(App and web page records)

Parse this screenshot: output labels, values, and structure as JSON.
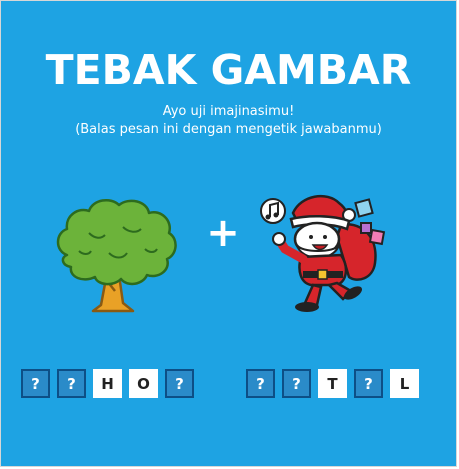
{
  "title": "TEBAK GAMBAR",
  "subtitle_line1": "Ayo uji imajinasimu!",
  "subtitle_line2": "(Balas pesan ini dengan mengetik jawabanmu)",
  "operator": "+",
  "clue_left_icon": "tree-icon",
  "clue_right_icon": "santa-claus-icon",
  "colors": {
    "background": "#1ea3e3",
    "hidden_tile": "#2a8bc9",
    "hidden_tile_border": "#0d4f86",
    "revealed_tile": "#ffffff"
  },
  "answer": {
    "word1": [
      {
        "char": "?",
        "revealed": false
      },
      {
        "char": "?",
        "revealed": false
      },
      {
        "char": "H",
        "revealed": true
      },
      {
        "char": "O",
        "revealed": true
      },
      {
        "char": "?",
        "revealed": false
      }
    ],
    "word2": [
      {
        "char": "?",
        "revealed": false
      },
      {
        "char": "?",
        "revealed": false
      },
      {
        "char": "T",
        "revealed": true
      },
      {
        "char": "?",
        "revealed": false
      },
      {
        "char": "L",
        "revealed": true
      }
    ]
  }
}
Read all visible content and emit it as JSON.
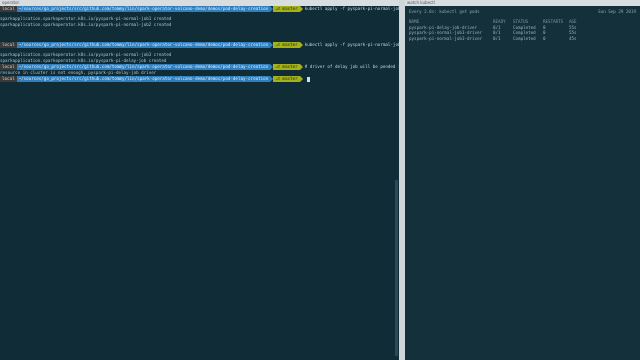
{
  "left_terminal": {
    "window_title": "operator",
    "lines": [
      {
        "type": "prompt",
        "user": "local",
        "path": "~/sources/go_projects/src/github.com/tommy/lin/spark-operator-volcano-demo/demos/pod-delay-creation",
        "git": "master",
        "command": "kubectl apply -f pyspark-pi-normal-job.yaml"
      },
      {
        "type": "output",
        "text": "sparkapplication.sparkoperator.k8s.io/pyspark-pi-normal-job1 created"
      },
      {
        "type": "output",
        "text": "sparkapplication.sparkoperator.k8s.io/pyspark-pi-normal-job2 created"
      },
      {
        "type": "prompt",
        "user": "local",
        "path": "~/sources/go_projects/src/github.com/tommy/lin/spark-operator-volcano-demo/demos/pod-delay-creation",
        "git": "master",
        "command": "kubectl apply -f pyspark-pi-normal-job.yaml"
      },
      {
        "type": "output",
        "text": "sparkapplication.sparkoperator.k8s.io/pyspark-pi-normal-job3 created"
      },
      {
        "type": "output",
        "text": "sparkapplication.sparkoperator.k8s.io/pyspark-pi-delay-job created"
      },
      {
        "type": "prompt",
        "user": "local",
        "path": "~/sources/go_projects/src/github.com/tommy/lin/spark-operator-volcano-demo/demos/pod-delay-creation",
        "git": "master",
        "command": "# driver of delay job will be pended if"
      },
      {
        "type": "output",
        "text": "resource in cluster is not enough, pyspark-pi-delay-job driver"
      },
      {
        "type": "prompt",
        "user": "local",
        "path": "~/sources/go_projects/src/github.com/tommy/lin/spark-operator-volcano-demo/demos/pod-delay-creation",
        "git": "master",
        "command": "",
        "cursor": true
      }
    ]
  },
  "right_terminal": {
    "window_title": "watch kubectl",
    "header": "Every 2.0s: kubectl get pods",
    "clock": "Sun Sep 29 2019",
    "columns": [
      "NAME",
      "READY",
      "STATUS",
      "RESTARTS",
      "AGE"
    ],
    "rows": [
      [
        "pyspark-pi-delay-job-driver",
        "0/1",
        "Completed",
        "0",
        "55s"
      ],
      [
        "pyspark-pi-normal-job1-driver",
        "0/1",
        "Completed",
        "0",
        "55s"
      ],
      [
        "pyspark-pi-normal-job3-driver",
        "0/1",
        "Completed",
        "0",
        "45s"
      ]
    ]
  }
}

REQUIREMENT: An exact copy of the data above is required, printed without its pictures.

SOLVED EXERCISE:
Parse this screenshot: output labels, values, and structure as JSON.
{
  "title": "TEBAK GAMBAR",
  "subtitle_line1": "Ayo uji imajinasimu!",
  "subtitle_line2": "(Balas pesan ini dengan mengetik jawabanmu)",
  "operator": "+",
  "clue_left_icon": "tree-icon",
  "clue_right_icon": "santa-claus-icon",
  "colors": {
    "background": "#1ea3e3",
    "hidden_tile": "#2a8bc9",
    "hidden_tile_border": "#0d4f86",
    "revealed_tile": "#ffffff"
  },
  "answer": {
    "word1": [
      {
        "char": "?",
        "revealed": false
      },
      {
        "char": "?",
        "revealed": false
      },
      {
        "char": "H",
        "revealed": true
      },
      {
        "char": "O",
        "revealed": true
      },
      {
        "char": "?",
        "revealed": false
      }
    ],
    "word2": [
      {
        "char": "?",
        "revealed": false
      },
      {
        "char": "?",
        "revealed": false
      },
      {
        "char": "T",
        "revealed": true
      },
      {
        "char": "?",
        "revealed": false
      },
      {
        "char": "L",
        "revealed": true
      }
    ]
  }
}
Read all visible content and emit it as JSON.
{
  "left_terminal": {
    "window_title": "operator",
    "lines": [
      {
        "type": "prompt",
        "user": "local",
        "path": "~/sources/go_projects/src/github.com/tommy/lin/spark-operator-volcano-demo/demos/pod-delay-creation",
        "git": "master",
        "command": "kubectl apply -f pyspark-pi-normal-job.yaml"
      },
      {
        "type": "output",
        "text": "sparkapplication.sparkoperator.k8s.io/pyspark-pi-normal-job1 created"
      },
      {
        "type": "output",
        "text": "sparkapplication.sparkoperator.k8s.io/pyspark-pi-normal-job2 created"
      },
      {
        "type": "prompt",
        "user": "local",
        "path": "~/sources/go_projects/src/github.com/tommy/lin/spark-operator-volcano-demo/demos/pod-delay-creation",
        "git": "master",
        "command": "kubectl apply -f pyspark-pi-normal-job.yaml"
      },
      {
        "type": "output",
        "text": "sparkapplication.sparkoperator.k8s.io/pyspark-pi-normal-job3 created"
      },
      {
        "type": "output",
        "text": "sparkapplication.sparkoperator.k8s.io/pyspark-pi-delay-job created"
      },
      {
        "type": "prompt",
        "user": "local",
        "path": "~/sources/go_projects/src/github.com/tommy/lin/spark-operator-volcano-demo/demos/pod-delay-creation",
        "git": "master",
        "command": "# driver of delay job will be pended if"
      },
      {
        "type": "output",
        "text": "resource in cluster is not enough, pyspark-pi-delay-job driver"
      },
      {
        "type": "prompt",
        "user": "local",
        "path": "~/sources/go_projects/src/github.com/tommy/lin/spark-operator-volcano-demo/demos/pod-delay-creation",
        "git": "master",
        "command": "",
        "cursor": true
      }
    ]
  },
  "right_terminal": {
    "window_title": "watch kubectl",
    "header": "Every 2.0s: kubectl get pods",
    "clock": "Sun Sep 29 2019",
    "columns": [
      "NAME",
      "READY",
      "STATUS",
      "RESTARTS",
      "AGE"
    ],
    "rows": [
      [
        "pyspark-pi-delay-job-driver",
        "0/1",
        "Completed",
        "0",
        "55s"
      ],
      [
        "pyspark-pi-normal-job1-driver",
        "0/1",
        "Completed",
        "0",
        "55s"
      ],
      [
        "pyspark-pi-normal-job3-driver",
        "0/1",
        "Completed",
        "0",
        "45s"
      ]
    ]
  }
}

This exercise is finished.